That gambit will continue to fail, as it has for a year, and for two solid political reasons from the National Democrats’ point of view.
Federal aid would be pointless at best.
New York is a thoroughly democratic state.
At worst, federal aid will make the problem worse — and more visible to swing voters nationally.
If the definition of insane is doing or saying the same thing repeatedly and expecting a different result, Adams qualifies.
Last week he was there again: “New Yorkers have to deal with this crisis almost alone,” he said. “We’re forcing Washington to help.”
But he ignores the fact that New York helped make this crisis.
Yes, President Joe Biden failed to secure the border, and Biden and Congress failed to create and enforce rational immigration and asylum policies.
But New York is the only city in the country that makes the impossible possible: offering permanent housing to every single person who arrives here for any reason from anywhere in the world.
“What we’re doing is what no other municipality is doing,” the mayor said.
That’s because it doesn’t make any sense.
New York has long had an immigrant population, including those who are illegal residents of the country.
But immigrants always found their own jobs and housing (on the black market), often renting a room in a rundown apartment in Queens or the Bronx.
It wasn’t ideal, but it worked.
What not The work consists of the city of New York competing with tourists and business travelers to inflate the prices of thousands of hotel rooms to accommodate an unlimited number of newcomers from four continents.
Adams is hiding behind the city’s “right to housing” commitment.
But the state’s highest court never ruled on the basis of obligation: whether the state constitutional policy of helping those “in need” created a right to housing.
Adams could contest whether this supposed “right” applies to people with no connection to New York City, but he hasn’t.
Instead, he’s doing what New York did after 9/11, after the 2008 financial crisis, and during COVID: asking Washington for billions.
If you’re a White House insider, the obvious question is: what’s in it for President Biden?
What will New Yorkers do if they don’t like the cold shoulder of voting for Donald Trump?
On September 11, New York had a Republican governor and mayor.
During the 2008 financial crisis and COVID, the city benefited from the fact that each era’s presidents, Barack Obama and Trump, had personal ties to the city. (Obama is a graduate of Columbia University.)
Biden has no personal ties to New York, and he knows the state won’t be remotely involved next year.
Yes, last year Lee Zeldin, a Trump supporter of the Republicans, almost won the governorship and New York State lost the Democrats in the House of Representatives.
But those results were because voters were fed up with state politicians (over crime and quality of life) rather than national issues.
So there is no political advantage to sending billions to New York – but many disadvantages.
The announcement that Washington will give New York perpetual billions to house migrants in midtown Manhattan will resonate around the world — and encourage more people to cross the border.

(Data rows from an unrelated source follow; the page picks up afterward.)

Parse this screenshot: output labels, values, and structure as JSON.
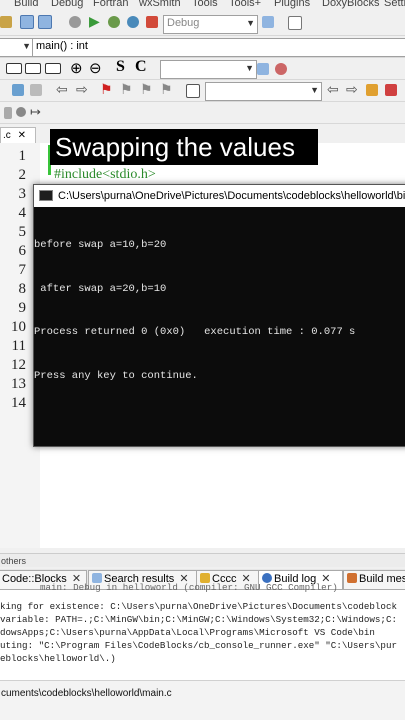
{
  "menubar": [
    "Build",
    "Debug",
    "Fortran",
    "wxSmith",
    "Tools",
    "Tools+",
    "Plugins",
    "DoxyBlocks",
    "Setti"
  ],
  "toolbar": {
    "build_target": "Debug",
    "scope_value": "",
    "function_value": "main() : int",
    "zoom_in_label": "Zoom in",
    "code_s": "S",
    "code_c": "C"
  },
  "editor": {
    "file_tab": ".c",
    "line_numbers": [
      "1",
      "2",
      "3",
      "4",
      "5",
      "6",
      "7",
      "8",
      "9",
      "10",
      "11",
      "12",
      "13",
      "14"
    ],
    "include_text": "#include<stdio.h>",
    "caption": "Swapping the values"
  },
  "console": {
    "title": "C:\\Users\\purna\\OneDrive\\Pictures\\Documents\\codeblocks\\helloworld\\bin\\",
    "lines": [
      "before swap a=10,b=20",
      " after swap a=20,b=10",
      "Process returned 0 (0x0)   execution time : 0.077 s",
      "Press any key to continue."
    ]
  },
  "logs": {
    "others_label": "others",
    "tabs": [
      {
        "label": "Code::Blocks"
      },
      {
        "label": "Search results"
      },
      {
        "label": "Cccc"
      },
      {
        "label": "Build log"
      },
      {
        "label": "Build mes"
      }
    ],
    "partial_line": "main: Debug in helloworld (compiler: GNU GCC Compiler)",
    "lines": [
      "king for existence: C:\\Users\\purna\\OneDrive\\Pictures\\Documents\\codeblock",
      "variable: PATH=.;C:\\MinGW\\bin;C:\\MinGW;C:\\Windows\\System32;C:\\Windows;C:",
      "dowsApps;C:\\Users\\purna\\AppData\\Local\\Programs\\Microsoft VS Code\\bin",
      "uting: \"C:\\Program Files\\CodeBlocks/cb_console_runner.exe\" \"C:\\Users\\pur",
      "eblocks\\helloworld\\.)"
    ]
  },
  "status": {
    "path": "cuments\\codeblocks\\helloworld\\main.c"
  },
  "colors": {
    "console_bg": "#0c0c0c",
    "caption_bg": "#000000",
    "include_green": "#2a8a2a",
    "change_bar": "#39c43a"
  }
}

Similarly, Adams wanted the government to house migrants on federal properties in Brooklyn (Floyd Bennett Field) and Staten Island (Fort Wadsworth).
Over the weekend, however, the White House turned down the Brooklyn location — humiliating the governor who made the request.
Has Adams Really I think the White House wants to send this message to potential cross-border commuters: Come to New York, the federal government has a bed on a military base ready for you!
The national narrative—even in swing states—would be: Biden’s pledge to guarantee unlimited housing for migrants in the country’s most expensive city, including right on federal land, is fueling another surge at the border.
Besides, the city would actually run any housing on federal property — meaning Washington would relinquish control, even if it retained responsibility in the eyes of national voters for any failure at the sites, from bad food to sexual assaults.
There’s a reason the White House treats New York with contempt.
Not only is it politically risk-free to tell New York to drop dead. It reduced political risk.
Nicole Gelinas is a contributing editor for the Manhattan Institute’s City Journal.